    Where Ms. Steele hits her material with appreciable breadth, she doesn't penetrate too deeply into any one subject. The introduction states the book is a "primer on medieval life for fantasy gamers, SCA enthusiasts, and others interested in knowing what made society tick in the days of crusading knights and the Black Plague." That accurately describes the content of the book. For those who have never shown an interest in looking at the actual historical framework that D&D assumes, this is an amazing introduction to the material. For those looking for deep analysis, usable figures, and concrete game material, this book would require further research and work.

    For example, there are price lists for common items, fines and fees for transgressions of manorial laws, and even upkeep fees for knights attending tournaments. However, the numbers are mostly presented as is, without explanation as to why prices can widely vary (up to a factor of 10) between certain years. It is certainly good fodder to work with, but nothing that can be used as is.

    Personally, the material provides good reinforcement for what I already know. The time period and location depicted are outside of the scope of my Early Modern Period campaign. Yet, manorialism was still strong in the Holy Roman Empire at the time my campaign is set. So the material is still pertinent.

    Monday, November 1, 2010

    World Building Resources: Grain Into Gold

    I just finished reading Board Enterprise's Grain into Gold: A Fantasy World Economy. It is a well thought out explanation of agricultural industry for a pseudo-realistic Middle Ages setting. The author, John Josten, uses a sound methodology; he bases his calculations on the "gold standard" of wheat. Seeing as how wheat is a fundamental food for survival and nearly all rural industry (of the time) goes towards its production, this makes for a very realistic and logical economic construction. From there, an entire rural economy is crafted with considerations for transportation to market towns and beyond.
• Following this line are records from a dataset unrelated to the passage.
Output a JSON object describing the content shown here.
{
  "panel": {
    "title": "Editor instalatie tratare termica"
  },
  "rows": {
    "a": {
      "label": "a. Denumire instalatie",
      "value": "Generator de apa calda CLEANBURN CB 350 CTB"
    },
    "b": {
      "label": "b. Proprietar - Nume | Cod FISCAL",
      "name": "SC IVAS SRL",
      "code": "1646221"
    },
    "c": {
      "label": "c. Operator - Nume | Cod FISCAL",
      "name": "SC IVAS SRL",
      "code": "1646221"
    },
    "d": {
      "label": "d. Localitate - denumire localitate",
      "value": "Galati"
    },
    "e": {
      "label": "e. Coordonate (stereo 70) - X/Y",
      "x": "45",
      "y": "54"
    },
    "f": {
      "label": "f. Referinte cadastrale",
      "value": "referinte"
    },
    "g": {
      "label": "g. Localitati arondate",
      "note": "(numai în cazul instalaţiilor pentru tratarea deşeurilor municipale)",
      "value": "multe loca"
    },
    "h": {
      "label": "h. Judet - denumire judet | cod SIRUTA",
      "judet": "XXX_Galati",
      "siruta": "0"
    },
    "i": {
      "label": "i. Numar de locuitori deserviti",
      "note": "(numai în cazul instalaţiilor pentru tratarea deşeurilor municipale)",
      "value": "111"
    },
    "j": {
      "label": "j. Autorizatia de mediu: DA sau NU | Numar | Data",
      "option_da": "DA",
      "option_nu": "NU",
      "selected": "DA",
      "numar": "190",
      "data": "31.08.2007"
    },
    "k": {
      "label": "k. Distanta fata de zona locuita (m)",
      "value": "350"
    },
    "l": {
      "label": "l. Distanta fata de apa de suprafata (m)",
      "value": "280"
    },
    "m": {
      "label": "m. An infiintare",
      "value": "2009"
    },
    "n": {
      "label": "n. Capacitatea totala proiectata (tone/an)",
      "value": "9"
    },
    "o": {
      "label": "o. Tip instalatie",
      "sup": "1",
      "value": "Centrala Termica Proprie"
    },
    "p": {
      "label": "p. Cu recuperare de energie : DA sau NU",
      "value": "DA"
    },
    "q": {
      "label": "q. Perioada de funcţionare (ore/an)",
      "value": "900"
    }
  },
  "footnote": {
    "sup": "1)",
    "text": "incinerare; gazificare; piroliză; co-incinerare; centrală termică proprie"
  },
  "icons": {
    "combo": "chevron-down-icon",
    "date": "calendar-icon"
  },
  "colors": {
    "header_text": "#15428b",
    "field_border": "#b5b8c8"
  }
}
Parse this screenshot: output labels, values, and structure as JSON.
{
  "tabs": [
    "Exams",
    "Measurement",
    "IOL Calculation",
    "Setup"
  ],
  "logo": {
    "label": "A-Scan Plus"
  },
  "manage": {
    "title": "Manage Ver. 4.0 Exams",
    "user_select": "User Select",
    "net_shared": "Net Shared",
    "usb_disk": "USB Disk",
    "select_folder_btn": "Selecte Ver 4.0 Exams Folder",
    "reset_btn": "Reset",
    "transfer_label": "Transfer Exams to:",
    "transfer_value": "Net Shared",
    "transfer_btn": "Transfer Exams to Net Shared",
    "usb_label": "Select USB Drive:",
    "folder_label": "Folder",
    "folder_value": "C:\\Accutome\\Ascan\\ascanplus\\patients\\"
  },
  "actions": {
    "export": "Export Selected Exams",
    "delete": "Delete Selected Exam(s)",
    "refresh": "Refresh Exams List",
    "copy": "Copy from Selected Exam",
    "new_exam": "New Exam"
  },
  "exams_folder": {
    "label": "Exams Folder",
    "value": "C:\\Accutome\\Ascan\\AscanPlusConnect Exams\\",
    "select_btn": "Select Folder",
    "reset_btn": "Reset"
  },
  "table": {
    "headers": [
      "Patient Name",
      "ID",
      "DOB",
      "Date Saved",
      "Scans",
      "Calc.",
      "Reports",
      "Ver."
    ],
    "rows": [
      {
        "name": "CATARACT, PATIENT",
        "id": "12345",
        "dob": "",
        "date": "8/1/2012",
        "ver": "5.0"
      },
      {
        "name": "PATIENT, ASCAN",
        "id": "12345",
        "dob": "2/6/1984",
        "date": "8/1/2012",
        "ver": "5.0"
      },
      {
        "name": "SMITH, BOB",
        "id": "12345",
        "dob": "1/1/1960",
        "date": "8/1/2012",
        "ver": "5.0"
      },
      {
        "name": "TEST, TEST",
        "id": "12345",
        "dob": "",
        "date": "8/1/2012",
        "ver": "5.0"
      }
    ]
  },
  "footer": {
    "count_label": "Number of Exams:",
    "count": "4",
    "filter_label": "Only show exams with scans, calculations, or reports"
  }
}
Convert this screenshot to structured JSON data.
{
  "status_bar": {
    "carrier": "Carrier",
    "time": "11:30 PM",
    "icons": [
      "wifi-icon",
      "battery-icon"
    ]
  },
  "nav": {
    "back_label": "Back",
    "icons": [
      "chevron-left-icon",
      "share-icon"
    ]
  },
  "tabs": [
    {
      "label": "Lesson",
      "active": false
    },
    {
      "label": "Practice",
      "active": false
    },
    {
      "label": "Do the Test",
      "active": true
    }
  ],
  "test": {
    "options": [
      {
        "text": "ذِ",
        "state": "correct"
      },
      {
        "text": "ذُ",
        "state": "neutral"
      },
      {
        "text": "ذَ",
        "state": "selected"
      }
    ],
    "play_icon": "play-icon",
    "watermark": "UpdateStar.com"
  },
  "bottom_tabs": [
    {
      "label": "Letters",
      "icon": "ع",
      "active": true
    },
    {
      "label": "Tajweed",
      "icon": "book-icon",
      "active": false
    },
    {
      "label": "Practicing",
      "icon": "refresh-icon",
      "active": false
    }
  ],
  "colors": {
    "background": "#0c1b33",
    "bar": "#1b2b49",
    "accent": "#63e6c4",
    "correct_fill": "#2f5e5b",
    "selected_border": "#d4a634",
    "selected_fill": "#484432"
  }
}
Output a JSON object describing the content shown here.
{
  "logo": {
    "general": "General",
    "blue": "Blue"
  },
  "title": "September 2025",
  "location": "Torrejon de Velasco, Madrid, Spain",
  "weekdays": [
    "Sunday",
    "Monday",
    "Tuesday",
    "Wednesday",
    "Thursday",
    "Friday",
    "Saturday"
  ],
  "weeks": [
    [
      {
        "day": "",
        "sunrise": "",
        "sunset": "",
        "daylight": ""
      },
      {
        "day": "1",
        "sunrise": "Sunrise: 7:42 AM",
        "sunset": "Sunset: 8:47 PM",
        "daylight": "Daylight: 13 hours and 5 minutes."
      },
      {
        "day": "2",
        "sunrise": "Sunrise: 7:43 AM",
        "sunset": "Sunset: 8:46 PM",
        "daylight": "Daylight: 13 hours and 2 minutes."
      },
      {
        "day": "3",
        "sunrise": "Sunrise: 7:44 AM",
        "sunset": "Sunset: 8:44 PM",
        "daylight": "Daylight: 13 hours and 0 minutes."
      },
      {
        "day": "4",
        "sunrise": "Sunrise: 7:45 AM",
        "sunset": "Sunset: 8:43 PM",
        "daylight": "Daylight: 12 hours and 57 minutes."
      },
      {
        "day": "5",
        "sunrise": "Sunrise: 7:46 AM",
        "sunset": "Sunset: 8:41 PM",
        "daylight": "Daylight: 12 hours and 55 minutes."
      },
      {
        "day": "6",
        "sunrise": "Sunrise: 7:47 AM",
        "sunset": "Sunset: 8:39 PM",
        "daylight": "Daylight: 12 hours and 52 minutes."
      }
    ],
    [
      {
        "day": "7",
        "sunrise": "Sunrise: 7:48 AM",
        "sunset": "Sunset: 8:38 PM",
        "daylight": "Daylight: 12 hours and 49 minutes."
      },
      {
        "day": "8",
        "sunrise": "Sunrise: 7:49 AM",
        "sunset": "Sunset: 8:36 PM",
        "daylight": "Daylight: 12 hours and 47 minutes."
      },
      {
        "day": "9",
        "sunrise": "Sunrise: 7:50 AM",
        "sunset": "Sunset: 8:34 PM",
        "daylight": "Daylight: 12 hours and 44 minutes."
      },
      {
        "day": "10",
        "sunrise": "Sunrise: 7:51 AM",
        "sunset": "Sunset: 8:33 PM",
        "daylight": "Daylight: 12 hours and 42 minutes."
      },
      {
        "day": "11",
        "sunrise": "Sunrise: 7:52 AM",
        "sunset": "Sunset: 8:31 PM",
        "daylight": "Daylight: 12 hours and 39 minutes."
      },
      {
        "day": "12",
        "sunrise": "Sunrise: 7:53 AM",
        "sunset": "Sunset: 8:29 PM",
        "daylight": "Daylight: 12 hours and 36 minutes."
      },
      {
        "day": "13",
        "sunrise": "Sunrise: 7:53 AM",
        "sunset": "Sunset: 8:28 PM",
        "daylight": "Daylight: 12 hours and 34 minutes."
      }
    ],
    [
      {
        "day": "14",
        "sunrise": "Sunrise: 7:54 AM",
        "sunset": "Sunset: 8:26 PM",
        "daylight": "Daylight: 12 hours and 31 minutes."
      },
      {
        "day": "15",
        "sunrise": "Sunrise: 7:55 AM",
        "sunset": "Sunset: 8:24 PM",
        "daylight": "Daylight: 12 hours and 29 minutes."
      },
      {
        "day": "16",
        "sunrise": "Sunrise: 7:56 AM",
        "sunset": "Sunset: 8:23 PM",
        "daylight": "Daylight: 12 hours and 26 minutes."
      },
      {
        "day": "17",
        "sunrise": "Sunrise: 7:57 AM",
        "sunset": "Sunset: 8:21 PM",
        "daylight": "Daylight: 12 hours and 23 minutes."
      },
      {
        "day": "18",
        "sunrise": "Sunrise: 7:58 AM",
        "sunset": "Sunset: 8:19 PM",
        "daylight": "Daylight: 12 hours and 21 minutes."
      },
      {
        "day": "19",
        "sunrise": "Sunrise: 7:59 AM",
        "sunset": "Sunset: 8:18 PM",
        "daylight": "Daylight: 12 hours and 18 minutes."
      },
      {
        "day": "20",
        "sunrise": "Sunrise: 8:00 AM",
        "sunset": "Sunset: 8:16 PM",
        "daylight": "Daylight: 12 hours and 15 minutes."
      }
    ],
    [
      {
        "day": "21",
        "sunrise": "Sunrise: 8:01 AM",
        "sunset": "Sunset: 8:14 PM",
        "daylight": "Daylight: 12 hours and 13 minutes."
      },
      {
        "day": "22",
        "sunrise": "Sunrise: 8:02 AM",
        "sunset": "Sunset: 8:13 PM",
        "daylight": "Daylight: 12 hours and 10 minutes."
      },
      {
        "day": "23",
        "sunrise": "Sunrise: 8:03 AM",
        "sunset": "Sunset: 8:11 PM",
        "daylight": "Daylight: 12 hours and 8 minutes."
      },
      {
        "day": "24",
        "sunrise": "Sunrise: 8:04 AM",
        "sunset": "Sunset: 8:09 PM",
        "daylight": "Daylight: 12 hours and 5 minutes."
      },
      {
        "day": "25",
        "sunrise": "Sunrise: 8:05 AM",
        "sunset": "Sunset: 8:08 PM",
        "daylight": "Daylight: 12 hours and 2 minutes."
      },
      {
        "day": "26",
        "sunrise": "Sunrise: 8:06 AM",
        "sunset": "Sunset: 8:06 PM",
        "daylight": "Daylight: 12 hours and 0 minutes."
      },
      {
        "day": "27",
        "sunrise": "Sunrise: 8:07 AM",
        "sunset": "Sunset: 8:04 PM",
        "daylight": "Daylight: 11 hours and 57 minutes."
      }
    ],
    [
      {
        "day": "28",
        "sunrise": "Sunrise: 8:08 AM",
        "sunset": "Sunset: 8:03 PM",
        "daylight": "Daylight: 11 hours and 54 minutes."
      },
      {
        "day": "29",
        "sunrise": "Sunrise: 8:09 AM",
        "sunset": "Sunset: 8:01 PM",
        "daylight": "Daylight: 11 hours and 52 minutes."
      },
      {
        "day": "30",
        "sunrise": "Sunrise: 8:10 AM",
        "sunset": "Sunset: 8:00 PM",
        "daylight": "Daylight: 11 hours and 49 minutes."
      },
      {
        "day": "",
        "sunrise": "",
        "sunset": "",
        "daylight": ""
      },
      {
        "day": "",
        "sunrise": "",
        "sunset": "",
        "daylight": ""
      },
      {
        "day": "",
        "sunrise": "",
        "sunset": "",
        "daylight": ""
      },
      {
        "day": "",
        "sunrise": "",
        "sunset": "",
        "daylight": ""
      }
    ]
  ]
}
    Overall, this pdf provides insight into how each product is created and what would influence its price. The author presents a fast and simple methodology for incorporating a wealth of variables into a working economic model. For example, take growing wheat. A farmer starts off with a certain acreage of crop, then accounts for a certain % yield and then a required % that has to be set as seed for the next year. Then, the wheat has to be milled with a certain efficiency, minus the cut a miller takes. Then consider taxes and fees, and you have a logical yield and price for wheat that a farmer would see.

    Yet, the wheat doesn't stop there. The miller has a portion of flour and, hopefully, the farmer has some excess. So how does that move through a pseudo-historical economy? Well, the miller prices his flour in order to secure a certain profit or daily wage. From there, the flour can be made into a wide array of food products, with each craftsman boosting the price according to the profit or wage they want to make and the complexity of their trade. So there are price points for wheat and its derivatives at nearly every point of production, whether you would want to buy wheat from a farmer, flour from a miller, bread from a baker, pastry from a chef, or a meal at a tavern. Of course, taxes and transportation sit over all of these price points, simulating common sense demands for moving goods to markets and beyond.

    So iterate on that basic idea for other products and you get the cost of meat, cloth, beer, and even metals and precious gems. The finished product of this system creates an enormously helpful baseline of prices all relative to grain. With a spreadsheet, all of these prices can be instantly flexible according to how a harvest runs in a year, or based off of different products, or tweaked according to varying effects of each factor or refining step.

    At the end of the book, a table of prices is presented along with standard yields of different crops and food animals. This supplement is valuable for introducing a methodology to establish a credible economy, rather than just using the fiat and arbitrary numbers that most games incorporate into their item lists. This will be a great resource when I get to the economic sections of this Early Modern Campaign.